# [TASK PROMPT]
Search the material for the string "title", then return every line where it is found.

# [SUPPLIED MATERIAL]

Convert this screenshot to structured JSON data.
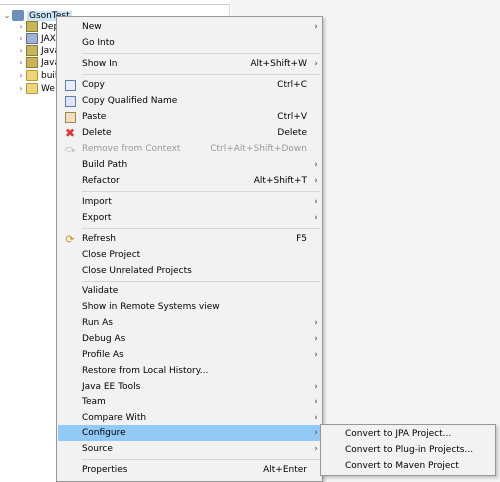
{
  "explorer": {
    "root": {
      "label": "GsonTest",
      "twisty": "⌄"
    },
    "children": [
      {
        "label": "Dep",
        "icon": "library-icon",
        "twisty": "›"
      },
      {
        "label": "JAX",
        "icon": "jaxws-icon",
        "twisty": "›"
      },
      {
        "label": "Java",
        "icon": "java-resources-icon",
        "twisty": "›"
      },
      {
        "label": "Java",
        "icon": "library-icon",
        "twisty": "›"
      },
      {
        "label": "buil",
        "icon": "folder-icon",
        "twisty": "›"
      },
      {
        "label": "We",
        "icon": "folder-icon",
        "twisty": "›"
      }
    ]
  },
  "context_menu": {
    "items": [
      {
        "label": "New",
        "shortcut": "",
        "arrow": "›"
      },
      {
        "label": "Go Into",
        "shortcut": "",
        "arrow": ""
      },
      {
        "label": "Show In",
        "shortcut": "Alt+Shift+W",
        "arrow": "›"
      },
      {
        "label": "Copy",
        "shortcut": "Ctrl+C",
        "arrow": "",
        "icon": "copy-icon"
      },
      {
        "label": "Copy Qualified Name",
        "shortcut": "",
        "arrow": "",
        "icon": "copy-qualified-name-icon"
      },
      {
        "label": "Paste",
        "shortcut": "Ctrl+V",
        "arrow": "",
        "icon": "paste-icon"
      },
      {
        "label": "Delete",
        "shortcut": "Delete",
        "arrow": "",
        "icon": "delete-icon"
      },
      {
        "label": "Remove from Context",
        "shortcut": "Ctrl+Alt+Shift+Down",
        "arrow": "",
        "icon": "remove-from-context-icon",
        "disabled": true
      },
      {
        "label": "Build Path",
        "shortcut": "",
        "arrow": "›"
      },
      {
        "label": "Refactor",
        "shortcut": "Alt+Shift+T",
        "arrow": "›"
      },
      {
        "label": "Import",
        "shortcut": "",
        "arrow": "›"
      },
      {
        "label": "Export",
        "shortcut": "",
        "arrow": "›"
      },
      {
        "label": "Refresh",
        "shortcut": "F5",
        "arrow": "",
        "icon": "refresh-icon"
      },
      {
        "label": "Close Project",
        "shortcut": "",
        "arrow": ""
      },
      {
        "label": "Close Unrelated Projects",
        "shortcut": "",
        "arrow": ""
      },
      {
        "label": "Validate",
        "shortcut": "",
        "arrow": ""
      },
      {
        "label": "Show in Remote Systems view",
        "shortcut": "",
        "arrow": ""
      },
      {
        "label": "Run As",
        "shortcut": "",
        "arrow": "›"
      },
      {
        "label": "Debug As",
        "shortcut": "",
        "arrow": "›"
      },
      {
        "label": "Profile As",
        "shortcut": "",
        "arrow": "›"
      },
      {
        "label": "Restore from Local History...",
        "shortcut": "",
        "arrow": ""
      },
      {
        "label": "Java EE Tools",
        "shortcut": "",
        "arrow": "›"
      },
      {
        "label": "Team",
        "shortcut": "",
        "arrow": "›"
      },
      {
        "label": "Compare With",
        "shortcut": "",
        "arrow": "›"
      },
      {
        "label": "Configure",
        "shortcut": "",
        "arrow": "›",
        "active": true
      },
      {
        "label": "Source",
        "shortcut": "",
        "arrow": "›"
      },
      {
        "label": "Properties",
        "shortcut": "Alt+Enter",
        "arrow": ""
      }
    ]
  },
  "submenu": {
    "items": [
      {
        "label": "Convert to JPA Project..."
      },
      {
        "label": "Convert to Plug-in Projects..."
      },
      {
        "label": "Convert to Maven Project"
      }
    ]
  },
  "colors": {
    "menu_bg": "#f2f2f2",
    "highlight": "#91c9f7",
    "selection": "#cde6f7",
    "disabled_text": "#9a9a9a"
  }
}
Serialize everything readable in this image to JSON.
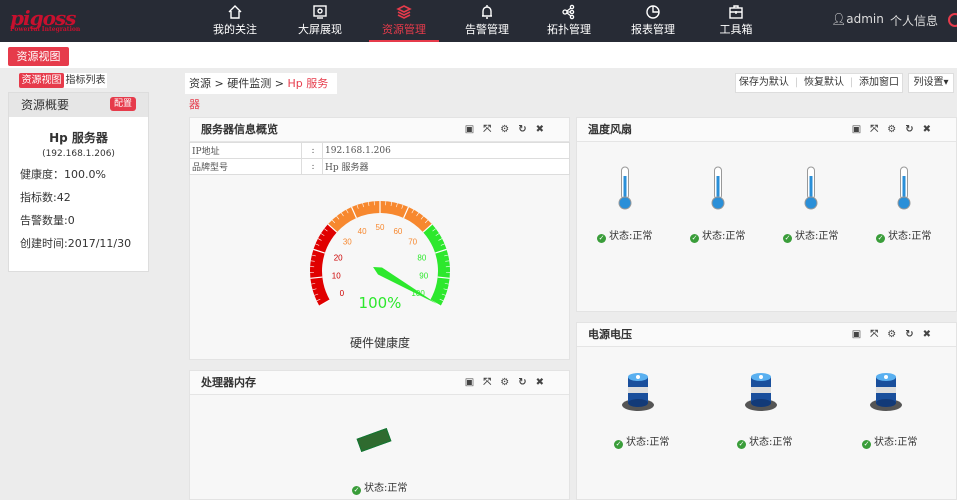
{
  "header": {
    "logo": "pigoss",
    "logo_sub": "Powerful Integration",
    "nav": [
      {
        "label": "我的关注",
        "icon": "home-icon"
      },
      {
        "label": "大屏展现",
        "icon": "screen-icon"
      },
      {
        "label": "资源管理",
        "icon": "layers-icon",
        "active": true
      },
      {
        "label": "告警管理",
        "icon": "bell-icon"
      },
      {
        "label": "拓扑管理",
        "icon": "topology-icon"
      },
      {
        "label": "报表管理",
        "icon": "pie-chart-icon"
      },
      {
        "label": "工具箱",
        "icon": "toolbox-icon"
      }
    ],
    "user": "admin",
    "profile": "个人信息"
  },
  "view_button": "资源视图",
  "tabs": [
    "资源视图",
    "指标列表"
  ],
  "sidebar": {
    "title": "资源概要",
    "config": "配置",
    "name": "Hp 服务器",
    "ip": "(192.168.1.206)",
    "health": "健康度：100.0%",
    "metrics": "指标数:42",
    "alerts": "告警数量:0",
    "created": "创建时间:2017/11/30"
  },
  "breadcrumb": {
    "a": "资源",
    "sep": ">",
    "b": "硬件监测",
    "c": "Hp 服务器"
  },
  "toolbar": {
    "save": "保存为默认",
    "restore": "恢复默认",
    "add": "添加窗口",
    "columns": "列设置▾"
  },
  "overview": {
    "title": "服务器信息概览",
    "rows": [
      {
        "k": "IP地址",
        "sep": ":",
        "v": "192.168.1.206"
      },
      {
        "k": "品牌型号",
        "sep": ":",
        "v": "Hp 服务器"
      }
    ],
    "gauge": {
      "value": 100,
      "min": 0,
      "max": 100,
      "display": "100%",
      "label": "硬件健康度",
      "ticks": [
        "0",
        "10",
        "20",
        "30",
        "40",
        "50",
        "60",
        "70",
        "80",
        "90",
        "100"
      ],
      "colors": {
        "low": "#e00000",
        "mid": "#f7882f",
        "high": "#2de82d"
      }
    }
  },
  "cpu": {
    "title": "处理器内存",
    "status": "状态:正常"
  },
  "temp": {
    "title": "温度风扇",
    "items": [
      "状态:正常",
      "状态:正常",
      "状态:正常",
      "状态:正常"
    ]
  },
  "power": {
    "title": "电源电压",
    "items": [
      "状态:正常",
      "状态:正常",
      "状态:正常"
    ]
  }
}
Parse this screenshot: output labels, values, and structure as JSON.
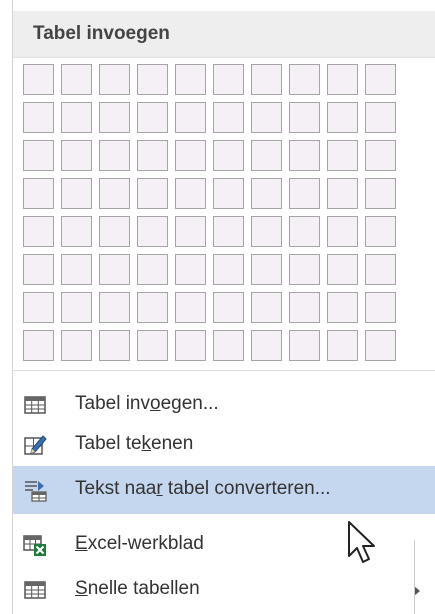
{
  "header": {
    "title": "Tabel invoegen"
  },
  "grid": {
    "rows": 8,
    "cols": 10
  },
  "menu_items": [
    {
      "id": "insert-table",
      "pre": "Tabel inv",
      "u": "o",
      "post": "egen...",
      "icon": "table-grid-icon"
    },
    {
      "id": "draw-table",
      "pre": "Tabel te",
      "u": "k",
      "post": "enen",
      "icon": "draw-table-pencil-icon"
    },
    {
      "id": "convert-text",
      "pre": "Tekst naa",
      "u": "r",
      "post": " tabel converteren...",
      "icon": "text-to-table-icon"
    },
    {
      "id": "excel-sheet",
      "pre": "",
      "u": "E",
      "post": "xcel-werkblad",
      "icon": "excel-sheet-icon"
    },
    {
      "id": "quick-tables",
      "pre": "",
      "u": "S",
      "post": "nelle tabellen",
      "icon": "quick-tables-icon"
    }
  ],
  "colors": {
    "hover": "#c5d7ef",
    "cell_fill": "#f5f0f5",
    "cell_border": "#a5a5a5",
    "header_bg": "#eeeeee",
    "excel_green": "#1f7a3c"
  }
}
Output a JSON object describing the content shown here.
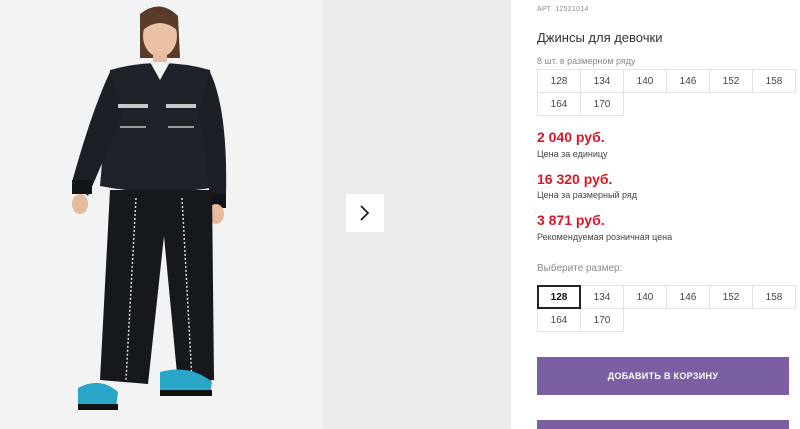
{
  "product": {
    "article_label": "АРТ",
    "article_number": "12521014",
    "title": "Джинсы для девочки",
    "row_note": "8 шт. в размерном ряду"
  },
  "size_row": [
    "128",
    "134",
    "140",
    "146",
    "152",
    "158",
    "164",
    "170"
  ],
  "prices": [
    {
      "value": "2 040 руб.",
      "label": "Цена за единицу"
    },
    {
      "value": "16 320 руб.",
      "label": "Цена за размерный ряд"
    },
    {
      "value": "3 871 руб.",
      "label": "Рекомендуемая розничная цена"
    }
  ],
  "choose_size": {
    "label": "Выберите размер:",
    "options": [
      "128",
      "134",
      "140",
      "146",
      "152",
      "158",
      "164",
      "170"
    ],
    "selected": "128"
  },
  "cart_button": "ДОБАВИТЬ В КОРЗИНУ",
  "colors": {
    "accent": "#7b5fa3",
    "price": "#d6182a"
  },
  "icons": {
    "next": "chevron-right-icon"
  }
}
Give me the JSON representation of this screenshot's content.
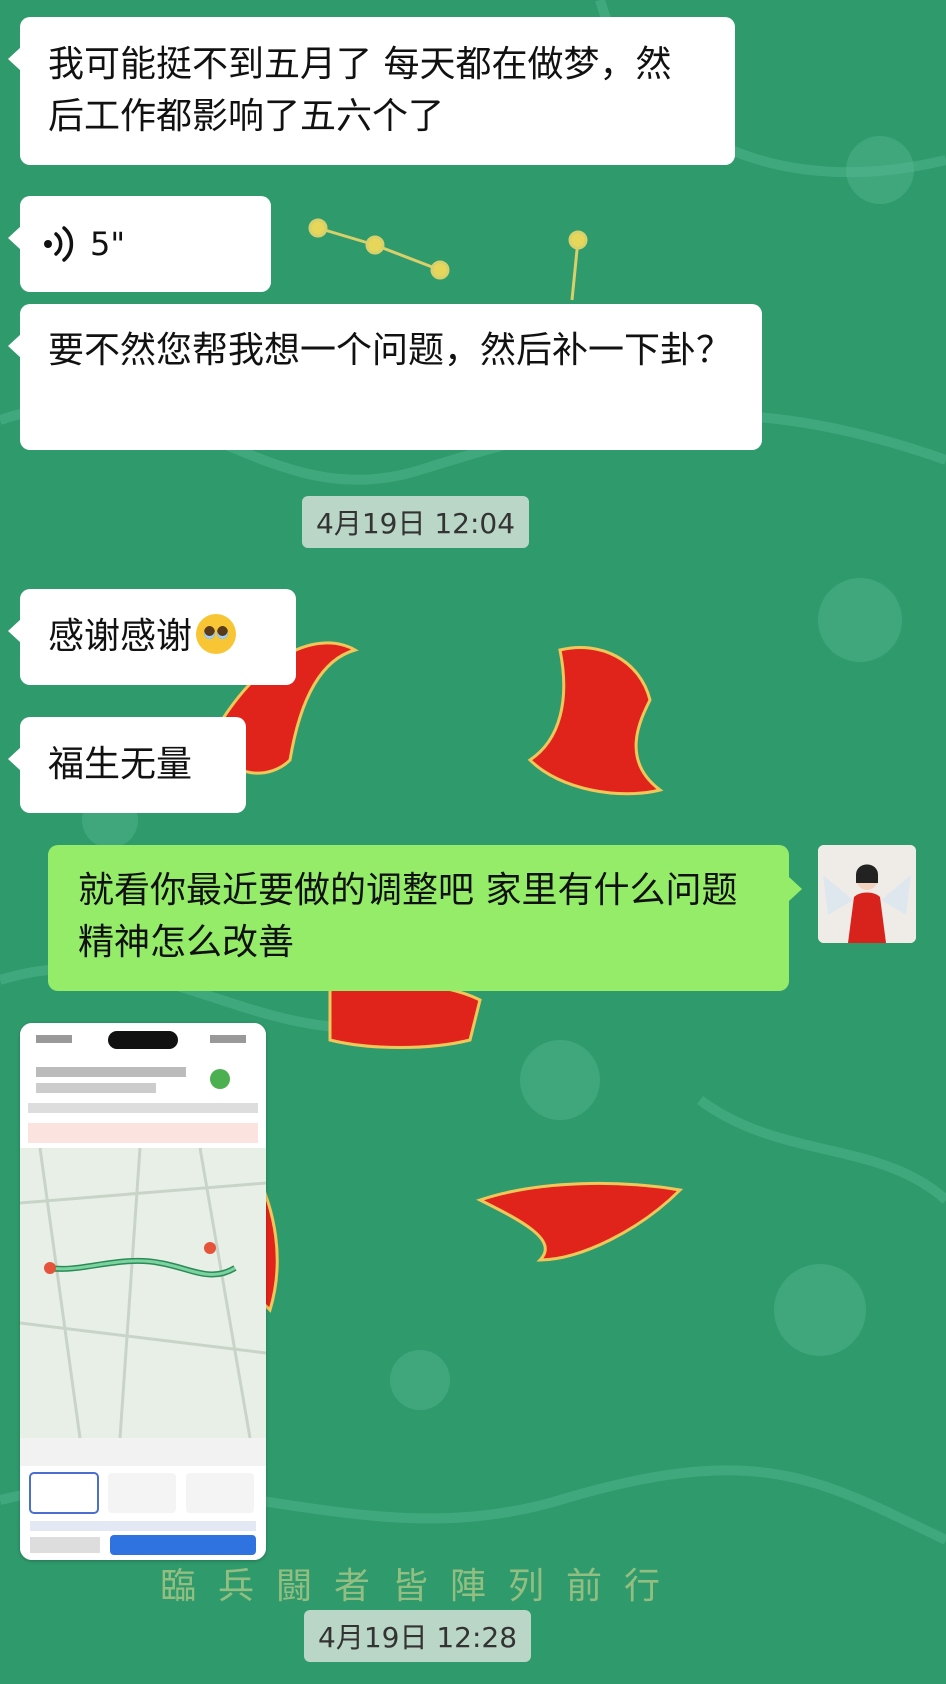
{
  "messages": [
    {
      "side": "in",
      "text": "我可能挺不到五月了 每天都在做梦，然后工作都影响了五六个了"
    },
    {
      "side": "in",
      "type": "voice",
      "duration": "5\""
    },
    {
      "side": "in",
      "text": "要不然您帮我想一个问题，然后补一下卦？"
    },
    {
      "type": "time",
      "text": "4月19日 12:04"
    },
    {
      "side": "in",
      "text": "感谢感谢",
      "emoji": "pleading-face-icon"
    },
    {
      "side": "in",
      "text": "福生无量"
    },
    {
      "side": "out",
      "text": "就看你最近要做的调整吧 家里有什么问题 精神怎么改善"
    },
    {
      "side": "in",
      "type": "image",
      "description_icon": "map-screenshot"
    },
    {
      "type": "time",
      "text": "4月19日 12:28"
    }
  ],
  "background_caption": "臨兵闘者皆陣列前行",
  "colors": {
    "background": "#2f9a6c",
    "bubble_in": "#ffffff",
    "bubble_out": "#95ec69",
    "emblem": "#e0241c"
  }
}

# [COMPLETED EXERCISE]
    "title": "资源概要",
    "title": "服务器信息概览",
    "title": "处理器内存",
    "title": "温度风扇",
    "title": "电源电压",
    "title": "Tabel invoegen"
    "title": "Джинсы для девочки",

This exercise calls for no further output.